**WORK TO BE COMPLETED**. Count how many lines in the data hold "digitales". Only the number.

**DATA SHOWN**.
■ ■ ■ ■ ■ ■ ■

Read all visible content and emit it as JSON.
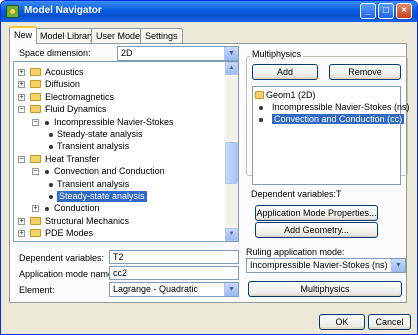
{
  "window": {
    "title": "Model Navigator",
    "minimize": "_",
    "maximize": "□",
    "close": "×"
  },
  "tabs": [
    "New",
    "Model Library",
    "User Models",
    "Settings"
  ],
  "space_dimension": {
    "label": "Space dimension:",
    "value": "2D"
  },
  "tree": {
    "items": [
      {
        "label": "Acoustics",
        "type": "folder",
        "expander": "+"
      },
      {
        "label": "Diffusion",
        "type": "folder",
        "expander": "+"
      },
      {
        "label": "Electromagnetics",
        "type": "folder",
        "expander": "+"
      },
      {
        "label": "Fluid Dynamics",
        "type": "folder",
        "expander": "−"
      },
      {
        "label": "Incompressible Navier-Stokes",
        "type": "node",
        "expander": "−"
      },
      {
        "label": "Steady-state analysis",
        "type": "leaf"
      },
      {
        "label": "Transient analysis",
        "type": "leaf"
      },
      {
        "label": "Heat Transfer",
        "type": "folder",
        "expander": "−"
      },
      {
        "label": "Convection and Conduction",
        "type": "node",
        "expander": "−"
      },
      {
        "label": "Transient analysis",
        "type": "leaf"
      },
      {
        "label": "Steady-state analysis",
        "type": "leaf",
        "selected": true
      },
      {
        "label": "Conduction",
        "type": "node",
        "expander": "+"
      },
      {
        "label": "Structural Mechanics",
        "type": "folder",
        "expander": "+"
      },
      {
        "label": "PDE Modes",
        "type": "folder",
        "expander": "+"
      }
    ]
  },
  "fields": {
    "dependent_variables": {
      "label": "Dependent variables:",
      "value": "T2"
    },
    "application_mode_name": {
      "label": "Application mode name:",
      "value": "cc2"
    },
    "element": {
      "label": "Element:",
      "value": "Lagrange - Quadratic"
    }
  },
  "multiphysics": {
    "group_label": "Multiphysics",
    "add": "Add",
    "remove": "Remove",
    "geom": "Geom1 (2D)",
    "modes": [
      {
        "label": "Incompressible Navier-Stokes (ns)",
        "selected": false
      },
      {
        "label": "Convection and Conduction (cc)",
        "selected": true
      }
    ],
    "dependent_variables_label": "Dependent variables:",
    "dependent_variables_value": "T",
    "app_mode_properties": "Application Mode Properties...",
    "add_geometry": "Add Geometry...",
    "ruling_label": "Ruling application mode:",
    "ruling_value": "Incompressible Navier-Stokes (ns)",
    "multiphysics_button": "Multiphysics"
  },
  "footer": {
    "ok": "OK",
    "cancel": "Cancel"
  },
  "colors": {
    "title_bar": "#0a5ee3",
    "selection": "#316ac5",
    "window_bg": "#ece9d8"
  }
}
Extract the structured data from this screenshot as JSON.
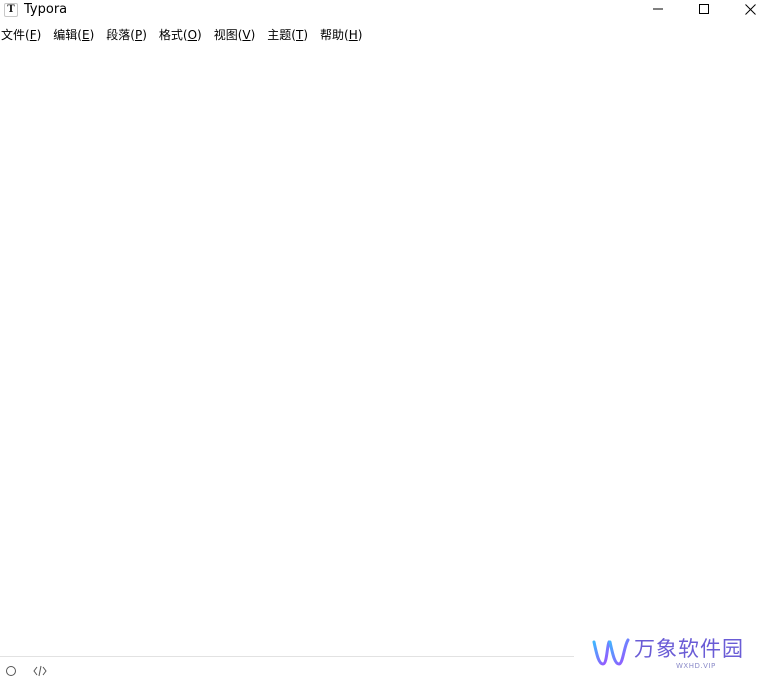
{
  "titlebar": {
    "icon_letter": "T",
    "title": "Typora"
  },
  "menubar": {
    "items": [
      {
        "label": "文件(",
        "mnemonic": "F",
        "close": ")"
      },
      {
        "label": "编辑(",
        "mnemonic": "E",
        "close": ")"
      },
      {
        "label": "段落(",
        "mnemonic": "P",
        "close": ")"
      },
      {
        "label": "格式(",
        "mnemonic": "O",
        "close": ")"
      },
      {
        "label": "视图(",
        "mnemonic": "V",
        "close": ")"
      },
      {
        "label": "主题(",
        "mnemonic": "T",
        "close": ")"
      },
      {
        "label": "帮助(",
        "mnemonic": "H",
        "close": ")"
      }
    ]
  },
  "statusbar": {
    "left_icons": [
      "circle-outline-icon",
      "code-icon"
    ]
  },
  "watermark": {
    "brand": "万象软件园",
    "site": "WXHD.VIP",
    "colors": {
      "primary": "#6a5cd6",
      "accent": "#3fb6ff"
    }
  }
}
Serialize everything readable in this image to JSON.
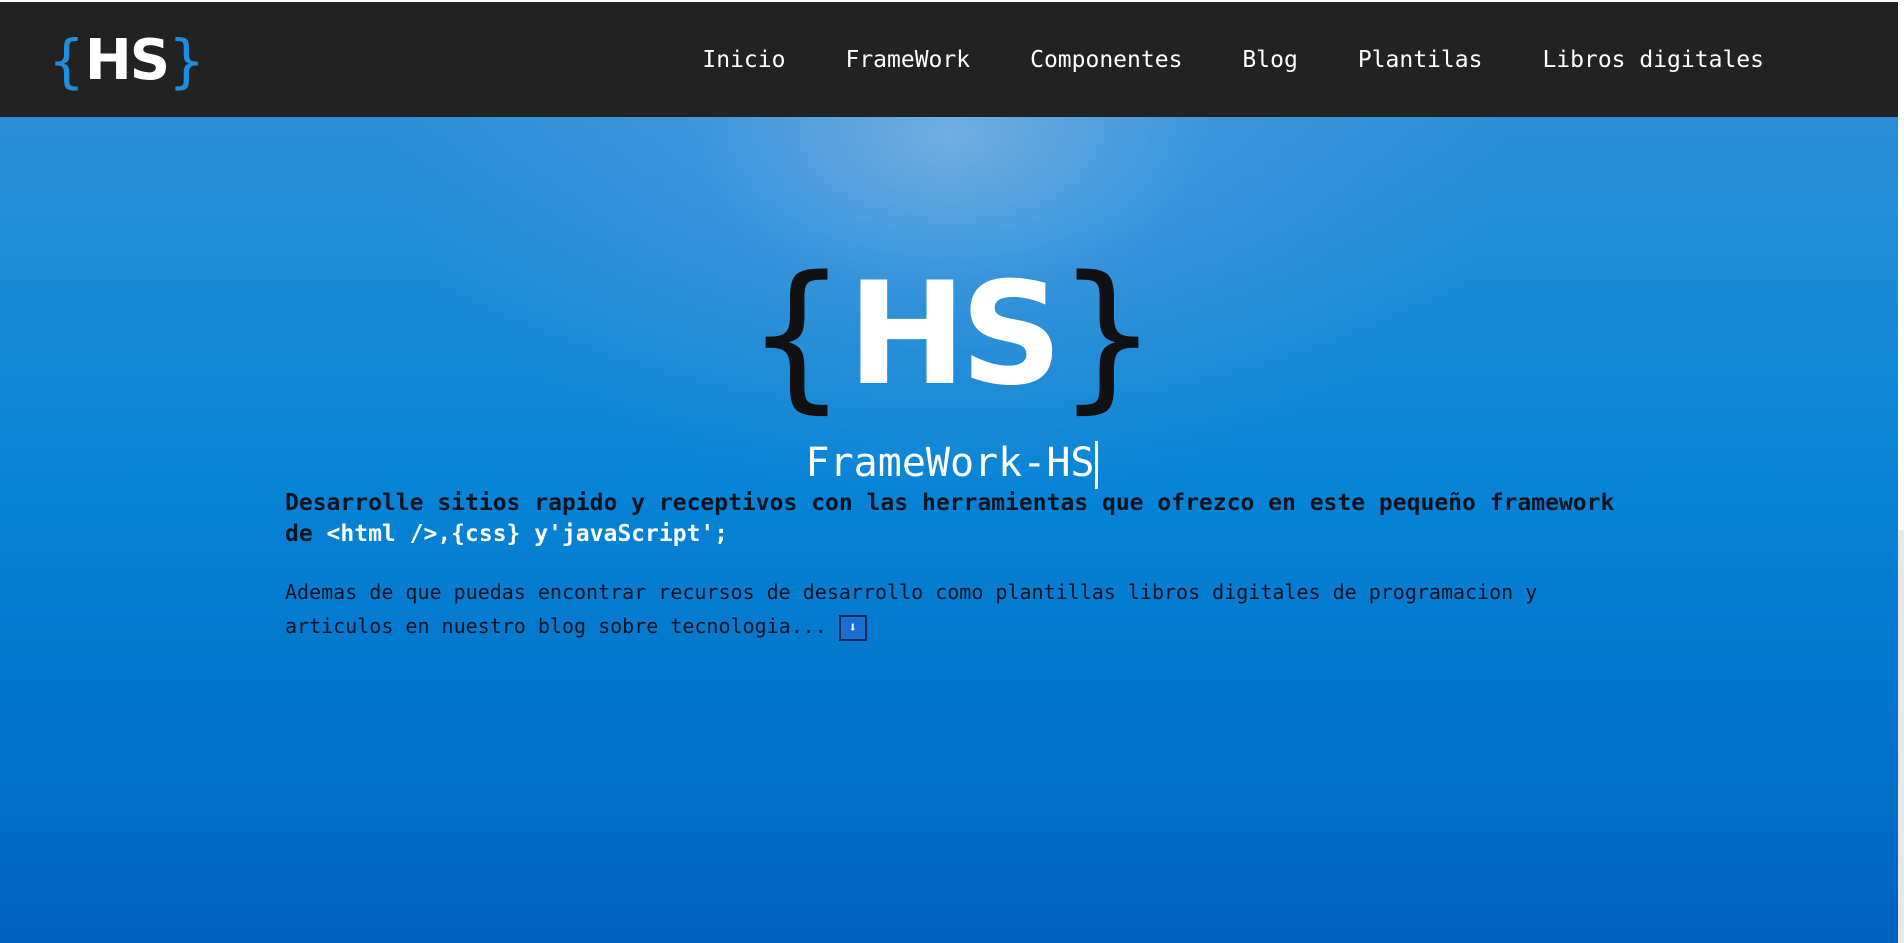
{
  "nav": {
    "logo": {
      "open": "{",
      "letters": "HS",
      "close": "}"
    },
    "links": [
      "Inicio",
      "FrameWork",
      "Componentes",
      "Blog",
      "Plantilas",
      "Libros digitales"
    ]
  },
  "hero": {
    "logo": {
      "open": "{",
      "letters": "HS",
      "close": "}"
    },
    "title": "FrameWork-HS",
    "tagline": {
      "text_before": "Desarrolle sitios rapido y receptivos con las herramientas que ofrezco en este pequeño framework de ",
      "code": "<html />,{css} y'javaScript';"
    },
    "description": "Ademas de que puedas encontrar recursos de desarrollo como plantillas libros digitales de programacion y articulos en nuestro blog sobre tecnologia... ",
    "more_button_glyph": "⬇"
  },
  "colors": {
    "navbar": "#222222",
    "brand_blue": "#1e8fe0",
    "hero_blue": "#0784d6"
  }
}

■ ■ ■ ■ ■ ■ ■

**PROBLEM SOLUTION**. 2